“I’ve always said I don’t want to know how long I’ve got. That’s because life shouldn’t be measured by time, it should be measured by what you achieve. I don’t regret anything I did, I only regret the things I didn’t do. There might be times when I’m tempted to be bitter, but there is only so long that you can ask ‘Why me?’. I have been to a place that makes you realise life might not be fair, but that realisation pushes you to make it a better place. Make every second count, never take anything for granted, don’t be afraid to try something new life is for living. I see people who want to do more with their life, but don’t have the motivation. I have all the motivation but not a lot of time. Others have a lot of time but not much motivation. Cancer gave me a huge kick up the backside, basically. From the off, I’ve been determined to overcome my illness and that attitude has rubbed off on other people. Spread as much positivity as possible – that’s my goal. My illness has brought the best out of others, which can only be a good thing.
My illness has ignited a lease of life in me that I would not have discovered.”
“Selfies are something new to me, but as I have become increasingly addicted to Instagram, I have been accused of posting too many of them. Maybe this is so, but only because I’ve learned that the selfie is one of the most popular ways to post... and garner the most likes from followers.
I’ve found that Instagram works much like the movie business: You’re safe if you trade “one for them” with “one for yourself,” meaning for every photo of a book, painting or poem, I try to post a selfie with a puppy, a topless selfie or a selfie with Seth Rogen, because these are all things that are generally liked.

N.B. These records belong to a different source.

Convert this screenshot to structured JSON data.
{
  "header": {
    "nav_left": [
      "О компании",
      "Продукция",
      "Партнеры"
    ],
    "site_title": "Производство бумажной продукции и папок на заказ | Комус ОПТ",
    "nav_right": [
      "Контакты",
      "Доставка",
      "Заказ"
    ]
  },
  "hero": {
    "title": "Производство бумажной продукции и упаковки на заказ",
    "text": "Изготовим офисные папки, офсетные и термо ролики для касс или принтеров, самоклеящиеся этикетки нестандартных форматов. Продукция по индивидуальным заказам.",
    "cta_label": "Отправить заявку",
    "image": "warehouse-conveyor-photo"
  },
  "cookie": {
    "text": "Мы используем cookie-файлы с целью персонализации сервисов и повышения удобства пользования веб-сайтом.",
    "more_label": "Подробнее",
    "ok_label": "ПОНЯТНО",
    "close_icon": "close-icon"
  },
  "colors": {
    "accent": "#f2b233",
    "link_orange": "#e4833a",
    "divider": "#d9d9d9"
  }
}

We all have different reasons for posting them, but, in the end, selfies are avatars: Mini-Me’s that we send out to give others a sense of who we are.” ~ James Franco The NY Times
So in that case... “Morning”